Sight read parts of songs such as: William Tell Overture, Irish Fiddle Songs, and Yankee Doodle.  Older students apply criteria appropriate for different styles of music to evaluate the quality and effectiveness of their performances.

Those who are competent on their instruments will solo or work in small ensemble work to improve their improvisational work.

4.0 AESTHETIC VALUING
Derive Meaning
4.3 Compare and contrast the differences between one performance of a specific musical work and another performance of the same work. (Grade 7)

Analyze and Critically Assess
4.1 Develop criteria for evaluating the quality and effectiveness of musical performances and compositions, including arrangements and improvisations, and apply the criteria in personal listening and performing. (Grade 6)

Suggested Music:

Atacama Crossing

Easter Island Monkey

Suzuki p. 12

Suzuki p. 13

Twinkle, Twinkle Little Star

Pepperoni Pizza

Au Claire de la Lune

Hot Cross Buns

Rocking ‘Round the Strings

Jingle Bells

Jingle Bell Rock

Dreidl

Good King Wenceslas

Mozart Medley (Twinkle Variations)

Ode To Joy

It’s a Small World

Somewhere Over the Rainbow

Supercalifragilistic

Paddy Whack  (triplets)

Minuet 1 J.S. Bach (key change)

Stars Wars

Suggested Music:

O come little children – gr.1

Mary had a little lamb – gr.1

Edelweiss – gr.1

La Bamba – gr.1

Turkey in the straw – gr.1

Arkansas Traveler – gr. 1

Polly Wolly Doodle – gr.1

Au Claire de la Lune – gr.

Hot Cross Buns – gr. 1

Rocking ‘Round the Strings – gr.

Jingle Bells – gr.2

Jingle Bell Rock – gr2

Dreidl – gr. 1

Good King Wenceslas

Mozart Medley (Twinkle Variations)

Ode To Joy

Somewhere Over the Rainbow
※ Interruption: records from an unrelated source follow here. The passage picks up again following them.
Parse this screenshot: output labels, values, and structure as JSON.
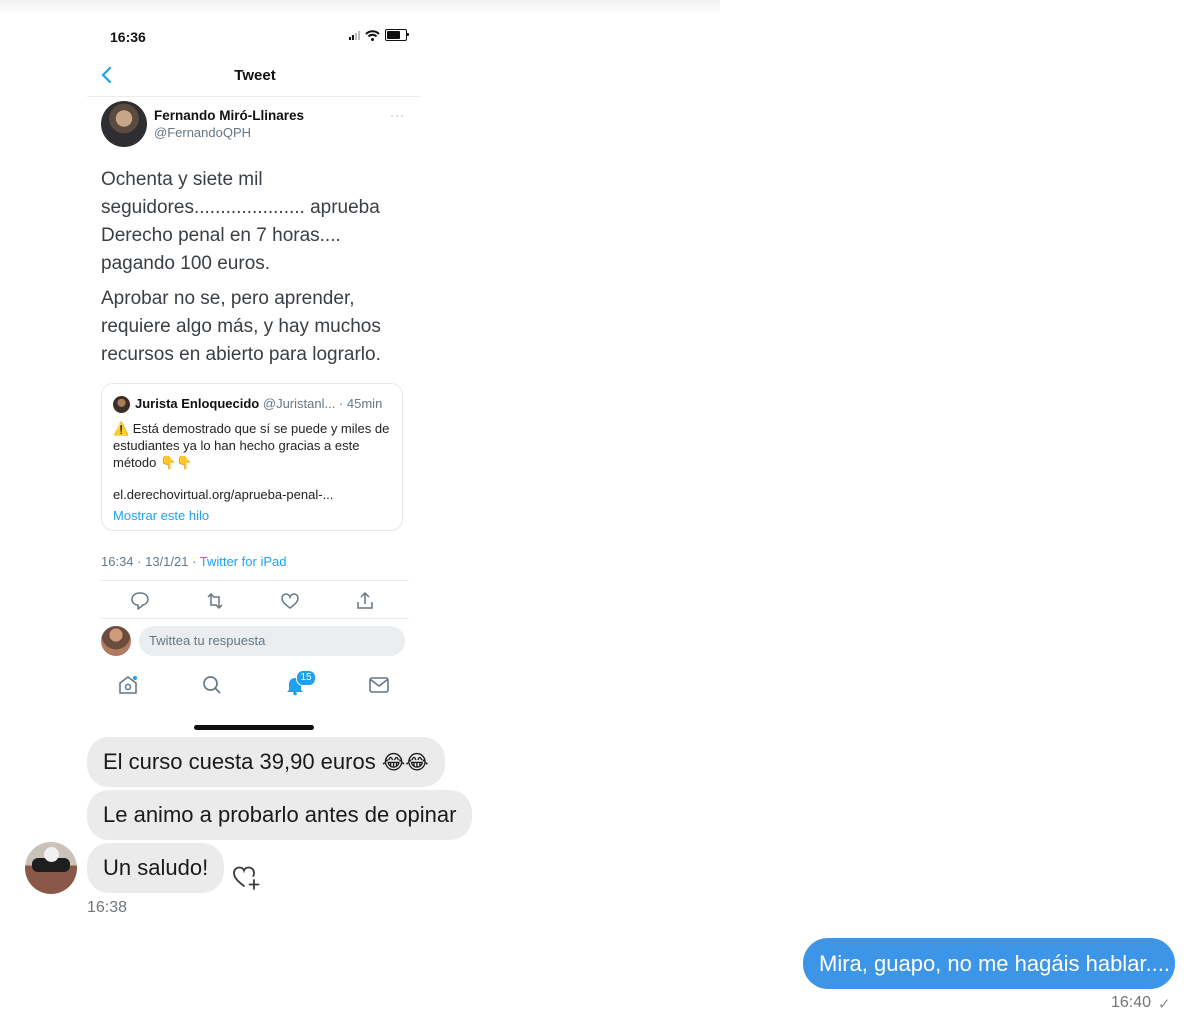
{
  "phone": {
    "status_time": "16:36",
    "nav_title": "Tweet",
    "tweet": {
      "author_name": "Fernando Miró-Llinares",
      "author_handle": "@FernandoQPH",
      "more": "···",
      "paragraphs": [
        "Ochenta y siete mil\nseguidores..................... aprueba\nDerecho penal en 7 horas....\npagando 100 euros.",
        "Aprobar no se, pero aprender,\nrequiere algo más, y hay muchos\nrecursos en abierto para lograrlo."
      ],
      "quoted": {
        "name": "Jurista Enloquecido",
        "handle": "@Juristanl...",
        "time": "· 45min",
        "text": "⚠️ Está demostrado que sí se puede y miles de estudiantes ya lo han hecho gracias a este método 👇👇",
        "link": "el.derechovirtual.org/aprueba-penal-...",
        "thread_label": "Mostrar este hilo"
      },
      "timestamp": "16:34 · 13/1/21 · ",
      "source": "Twitter for iPad"
    },
    "reply_placeholder": "Twittea tu respuesta",
    "notification_count": "15",
    "icons": [
      "back-chevron-icon",
      "reply-icon",
      "retweet-icon",
      "like-icon",
      "share-icon",
      "home-icon",
      "search-icon",
      "notifications-icon",
      "messages-icon"
    ]
  },
  "chat": {
    "incoming": [
      {
        "text": "El curso cuesta 39,90 euros ",
        "emoji": "😂😂"
      },
      {
        "text": "Le animo a probarlo antes de opinar"
      },
      {
        "text": "Un saludo!"
      }
    ],
    "incoming_time": "16:38",
    "outgoing": {
      "text": "Mira, guapo, no me hagáis hablar....",
      "time": "16:40",
      "status": "✓"
    },
    "colors": {
      "incoming_bubble": "#ebebeb",
      "outgoing_bubble": "#3d95e8",
      "twitter_blue": "#1da1f2"
    }
  }
}
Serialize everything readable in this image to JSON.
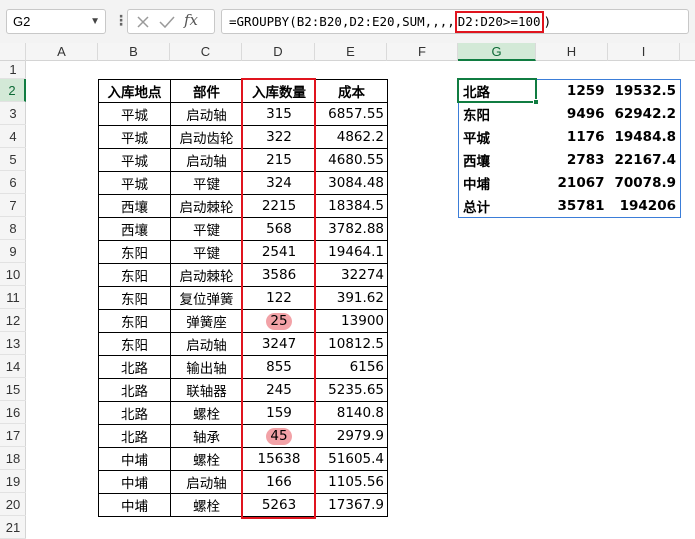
{
  "name_box": {
    "value": "G2"
  },
  "formula": {
    "prefix": "=GROUPBY(B2:B20,D2:E20,SUM,,,,",
    "highlight": "D2:D20>=100",
    "suffix": ")"
  },
  "columns": [
    "A",
    "B",
    "C",
    "D",
    "E",
    "F",
    "G",
    "H",
    "I"
  ],
  "selected_column": "G",
  "rows": [
    "1",
    "2",
    "3",
    "4",
    "5",
    "6",
    "7",
    "8",
    "9",
    "10",
    "11",
    "12",
    "13",
    "14",
    "15",
    "16",
    "17",
    "18",
    "19",
    "20",
    "21"
  ],
  "selected_row": "2",
  "main_table": {
    "headers": [
      "入库地点",
      "部件",
      "入库数量",
      "成本"
    ],
    "rows": [
      [
        "平城",
        "启动轴",
        "315",
        "6857.55"
      ],
      [
        "平城",
        "启动齿轮",
        "322",
        "4862.2"
      ],
      [
        "平城",
        "启动轴",
        "215",
        "4680.55"
      ],
      [
        "平城",
        "平键",
        "324",
        "3084.48"
      ],
      [
        "西壤",
        "启动棘轮",
        "2215",
        "18384.5"
      ],
      [
        "西壤",
        "平键",
        "568",
        "3782.88"
      ],
      [
        "东阳",
        "平键",
        "2541",
        "19464.1"
      ],
      [
        "东阳",
        "启动棘轮",
        "3586",
        "32274"
      ],
      [
        "东阳",
        "复位弹簧",
        "122",
        "391.62"
      ],
      [
        "东阳",
        "弹簧座",
        "25",
        "13900"
      ],
      [
        "东阳",
        "启动轴",
        "3247",
        "10812.5"
      ],
      [
        "北路",
        "输出轴",
        "855",
        "6156"
      ],
      [
        "北路",
        "联轴器",
        "245",
        "5235.65"
      ],
      [
        "北路",
        "螺栓",
        "159",
        "8140.8"
      ],
      [
        "北路",
        "轴承",
        "45",
        "2979.9"
      ],
      [
        "中埔",
        "螺栓",
        "15638",
        "51605.4"
      ],
      [
        "中埔",
        "启动轴",
        "166",
        "1105.56"
      ],
      [
        "中埔",
        "螺栓",
        "5263",
        "17367.9"
      ]
    ],
    "highlighted_quantity_rows": [
      9,
      14
    ],
    "highlight_color": "#f2a2a7"
  },
  "result_table": {
    "rows": [
      [
        "北路",
        "1259",
        "19532.5"
      ],
      [
        "东阳",
        "9496",
        "62942.2"
      ],
      [
        "平城",
        "1176",
        "19484.8"
      ],
      [
        "西壤",
        "2783",
        "22167.4"
      ],
      [
        "中埔",
        "21067",
        "70078.9"
      ],
      [
        "总计",
        "35781",
        "194206"
      ]
    ]
  },
  "colors": {
    "accent_red": "#e0141e",
    "selection_green": "#107c41",
    "spill_border_blue": "#3b7dd8"
  }
}
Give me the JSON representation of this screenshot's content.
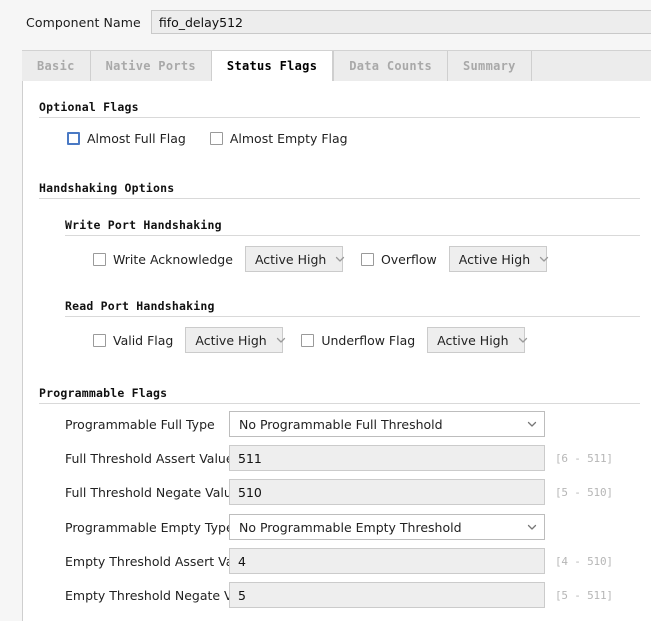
{
  "component": {
    "label": "Component Name",
    "value": "fifo_delay512"
  },
  "tabs": [
    {
      "label": "Basic",
      "active": false
    },
    {
      "label": "Native Ports",
      "active": false
    },
    {
      "label": "Status Flags",
      "active": true
    },
    {
      "label": "Data Counts",
      "active": false
    },
    {
      "label": "Summary",
      "active": false
    }
  ],
  "optional_flags": {
    "title": "Optional Flags",
    "almost_full": {
      "label": "Almost Full Flag",
      "checked": false,
      "focused": true
    },
    "almost_empty": {
      "label": "Almost Empty Flag",
      "checked": false,
      "focused": false
    }
  },
  "handshaking": {
    "title": "Handshaking Options",
    "write_port": {
      "title": "Write Port Handshaking",
      "write_ack": {
        "label": "Write Acknowledge",
        "checked": false,
        "polarity": "Active High"
      },
      "overflow": {
        "label": "Overflow",
        "checked": false,
        "polarity": "Active High"
      }
    },
    "read_port": {
      "title": "Read Port Handshaking",
      "valid_flag": {
        "label": "Valid Flag",
        "checked": false,
        "polarity": "Active High"
      },
      "underflow_flag": {
        "label": "Underflow Flag",
        "checked": false,
        "polarity": "Active High"
      }
    }
  },
  "programmable_flags": {
    "title": "Programmable Flags",
    "full_type": {
      "label": "Programmable Full Type",
      "value": "No Programmable Full Threshold"
    },
    "full_assert": {
      "label": "Full Threshold Assert Value",
      "value": "511",
      "range": "[6 - 511]"
    },
    "full_negate": {
      "label": "Full Threshold Negate Value",
      "value": "510",
      "range": "[5 - 510]"
    },
    "empty_type": {
      "label": "Programmable Empty Type",
      "value": "No Programmable Empty Threshold"
    },
    "empty_assert": {
      "label": "Empty Threshold Assert Value",
      "value": "4",
      "range": "[4 - 510]"
    },
    "empty_negate": {
      "label": "Empty Threshold Negate Value",
      "value": "5",
      "range": "[5 - 511]"
    }
  },
  "icons": {
    "chevron_down": "chevron-down-icon"
  },
  "colors": {
    "focus_border": "#4a79c4",
    "panel_bg": "#ffffff",
    "field_bg": "#eeeeee",
    "window_bg": "#f6f6f6"
  }
}
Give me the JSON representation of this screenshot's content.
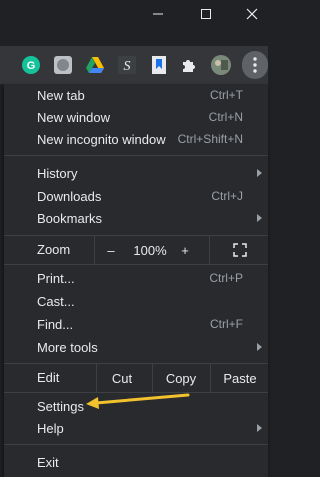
{
  "window": {
    "minimize_icon": "minimize-icon",
    "maximize_icon": "maximize-icon",
    "close_icon": "close-icon"
  },
  "toolbar": {
    "extensions": [
      {
        "name": "grammarly-extension-icon",
        "color": "#15c39a"
      },
      {
        "name": "gray-extension-icon",
        "color": "#9aa0a6"
      },
      {
        "name": "google-drive-extension-icon",
        "color": "#fbbc04"
      },
      {
        "name": "s-extension-icon",
        "color": "#e8eaed"
      },
      {
        "name": "bookmark-extension-icon",
        "color": "#e8eaed"
      },
      {
        "name": "puzzle-extensions-icon",
        "color": "#e8eaed"
      },
      {
        "name": "profile-avatar",
        "color": "#7a8a7a"
      }
    ],
    "menu_icon": "three-dots-vertical-icon"
  },
  "menu": {
    "new_tab": {
      "label": "New tab",
      "shortcut": "Ctrl+T"
    },
    "new_window": {
      "label": "New window",
      "shortcut": "Ctrl+N"
    },
    "new_incognito": {
      "label": "New incognito window",
      "shortcut": "Ctrl+Shift+N"
    },
    "history": {
      "label": "History"
    },
    "downloads": {
      "label": "Downloads",
      "shortcut": "Ctrl+J"
    },
    "bookmarks": {
      "label": "Bookmarks"
    },
    "zoom": {
      "label": "Zoom",
      "minus": "–",
      "value": "100%",
      "plus": "+",
      "fullscreen_icon": "fullscreen-icon"
    },
    "print": {
      "label": "Print...",
      "shortcut": "Ctrl+P"
    },
    "cast": {
      "label": "Cast..."
    },
    "find": {
      "label": "Find...",
      "shortcut": "Ctrl+F"
    },
    "more_tools": {
      "label": "More tools"
    },
    "edit": {
      "label": "Edit",
      "cut": "Cut",
      "copy": "Copy",
      "paste": "Paste"
    },
    "settings": {
      "label": "Settings"
    },
    "help": {
      "label": "Help"
    },
    "exit": {
      "label": "Exit"
    }
  },
  "annotation": {
    "arrow_color": "#f2c12e"
  }
}
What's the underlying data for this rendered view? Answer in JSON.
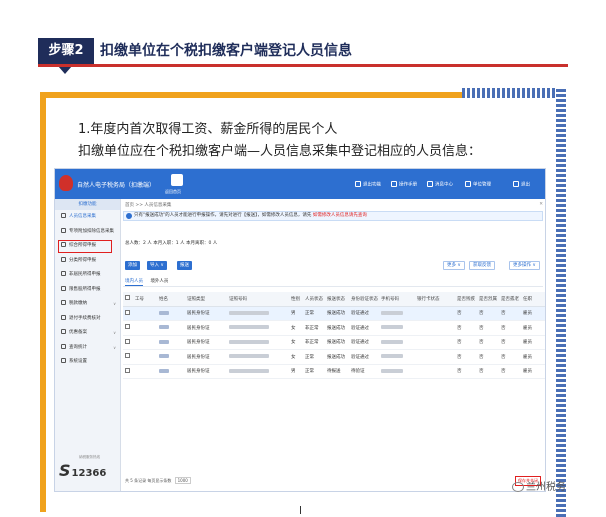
{
  "step": {
    "tag": "步骤2",
    "title": "扣缴单位在个税扣缴客户端登记人员信息"
  },
  "intro": {
    "line1": "1.年度内首次取得工资、薪金所得的居民个人",
    "line2": "扣缴单位应在个税扣缴客户端—人员信息采集中登记相应的人员信息："
  },
  "app": {
    "title": "自然人电子税务局（扣缴端）",
    "home_label": "返回首页",
    "top_menu": [
      "退出功能",
      "操作手册",
      "消息中心",
      "单位管理",
      "退出"
    ],
    "sidebar_header": "扣缴功能",
    "sidebar_items": [
      {
        "label": "人员信息采集",
        "icon": "person-icon"
      },
      {
        "label": "专项附加扣除信息采集",
        "icon": "id-card-icon"
      },
      {
        "label": "综合所得申报",
        "icon": "gear-icon"
      },
      {
        "label": "分类所得申报",
        "icon": "clock-icon"
      },
      {
        "label": "非居民所得申报",
        "icon": "person-icon"
      },
      {
        "label": "限售股所得申报",
        "icon": "bar-chart-icon"
      },
      {
        "label": "税款缴纳",
        "icon": "wallet-icon"
      },
      {
        "label": "退付手续费核对",
        "icon": "document-icon"
      },
      {
        "label": "优惠备案",
        "icon": "folder-icon"
      },
      {
        "label": "查询统计",
        "icon": "chart-icon"
      },
      {
        "label": "系统设置",
        "icon": "gear-icon"
      }
    ],
    "logo_text": "12366",
    "logo_sub": "纳税服务热线",
    "breadcrumb": "首页 >> 人员信息采集",
    "notice": "只有\"报送成功\"的人员才能进行申报操作，请先对进行【报送】，如需修改人员信息，请先",
    "notice_warn": "如需修改人员信息请先查询",
    "stats": "总人数：2 人   本月入职：1 人   本月离职：0 人",
    "buttons": {
      "add": "添加",
      "import": "导入",
      "report": "报送",
      "more": "更多",
      "fetch": "获取反馈",
      "more_ops": "更多操作"
    },
    "tabs": [
      "境内人员",
      "境外人员"
    ],
    "columns": [
      "",
      "工号",
      "姓名",
      "证照类型",
      "证照号码",
      "性别",
      "人员状态",
      "报送状态",
      "身份验证状态",
      "手机号码",
      "银行卡状态",
      "是否残疾",
      "是否烈属",
      "是否孤老",
      "任职"
    ],
    "rows": [
      {
        "id_type": "居民身份证",
        "gender": "男",
        "status": "正常",
        "report": "报送成功",
        "verify": "验证通过",
        "d1": "否",
        "d2": "否",
        "d3": "否",
        "job": "雇员"
      },
      {
        "id_type": "居民身份证",
        "gender": "女",
        "status": "非正常",
        "report": "报送成功",
        "verify": "验证通过",
        "d1": "否",
        "d2": "否",
        "d3": "否",
        "job": "雇员"
      },
      {
        "id_type": "居民身份证",
        "gender": "女",
        "status": "非正常",
        "report": "报送成功",
        "verify": "验证通过",
        "d1": "否",
        "d2": "否",
        "d3": "否",
        "job": "雇员"
      },
      {
        "id_type": "居民身份证",
        "gender": "女",
        "status": "正常",
        "report": "报送成功",
        "verify": "验证通过",
        "d1": "否",
        "d2": "否",
        "d3": "否",
        "job": "雇员"
      },
      {
        "id_type": "居民身份证",
        "gender": "男",
        "status": "正常",
        "report": "待报送",
        "verify": "待验证",
        "d1": "否",
        "d2": "否",
        "d3": "否",
        "job": "雇员"
      }
    ],
    "footer": "共 5 条记录   每页显示条数",
    "page_size": "1000",
    "save_label": "保存并关闭"
  },
  "watermark": "兰州税务",
  "colors": {
    "brand_blue": "#2d6fd0",
    "title_navy": "#1f2d5a",
    "accent_red": "#c9302c",
    "frame_orange": "#f0a21d"
  }
}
Supercalifragilistic

Paddy Whack (triplets)

Minuet 1 J.S. Bach (key change)

Stars Wars

Frere Jacques

Grand Old Duke of York